Spike Jonze’s movie of a near future in which a man (Joaquin Phoenix) falls in love with his almost infinitely intelligent operating system (voiced splendidly by Scarlett Johannson) became profounder with each repeated viewing. Despite Her’s odd conceit, few films capture the varied stages of romance so authentically. It’s an added bonus that Her beautifully, convincingly depicts the wonders of embodiment.
The Academy nailed it, when they awarded the most recent Oscar for Best Foreign Language Film to this literally wonderful Italian movie. For a story about a despondent wastrel who just turned 65, The Great Beauty is a surprisingly exhilarating ride. Using the ancient and contemporary artistic wonders of Rome to great effect, director Paolo Sorrentino’s visual and musical choices unceasingly astonish.
Sorrentino smartly juxtaposes his protagonist’s vacuous life against the comparable emptiness of a Roman cardinal, whom it is hinted will be the next Pope. If both secular and church-infused lives are equally devoid of substance, is there any hope to be found? By looking closely at the life of one of Jep’s contemporaries, ironically named Romano, careful viewers will note that Sorrentino offers hints of a third, more fulfilling way.
Bonus Round: 3 Essential Freethinker Books of 2014
Fiction: The Children Act, by Ian McEwan – In just over 200 pages, McEwan offers an intimate psychological portrait of Fiona Maye. A London judge with a failing marriage, Maye is called upon to rule whether a 17 year old Jehovah’s Witness should be permitted to refuse a life-saving blood transfusion. By way of this taut story, McEwan provocatively questions whether the religious indoctrination of children amounts to abuse.
Non-fiction: The Age of Atheists: How We Have Sought to Live Since the Death of God, by Peter Watson – How often do we atheists get asked, “If you don’t believe in God, where do you get your morals or values?” Well, in the space of 550 pages, Watson offers a splendid survey of how great artists and philosophers have addressed this query, from the 19th Century to the present day. I normally find philosophical writing to be a nearly incomprehensible slog, but I flew through Watson’s book.

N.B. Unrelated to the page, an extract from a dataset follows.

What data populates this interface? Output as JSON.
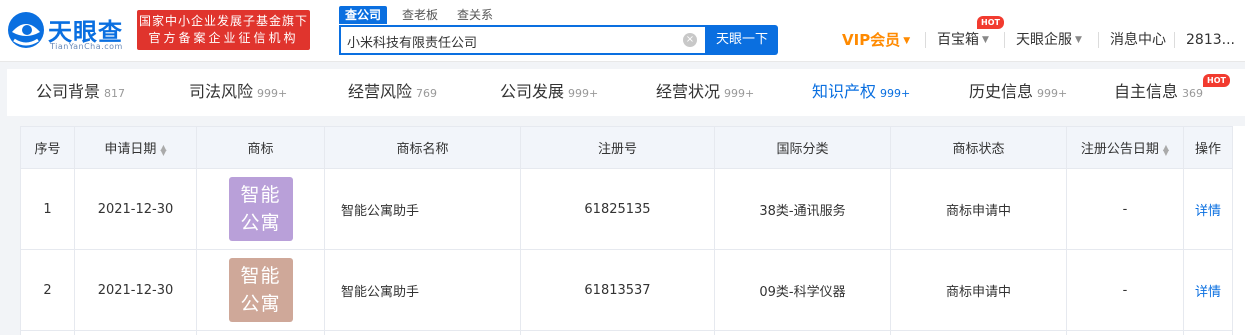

Somewhere in between: Werner Herzog: A Guide for the Perplexed, Conversations with Paul Cronin – Herzog is perhaps my favorite living director, so discovering this book was a delight. Over a series of conversations with Cronin, Herzog speaks candidly of his origins, humbly about his cinematic triumphs and duds, and whimsically of his spirituality (“If he does exist, I’m content to think of God as being as foolish, confused, contradictory, and disorientated as man. As for the Devil, I believe in stupidity, which is as bad as it gets.”). The result is a treasure trove suitable for sampling in bits and snippets.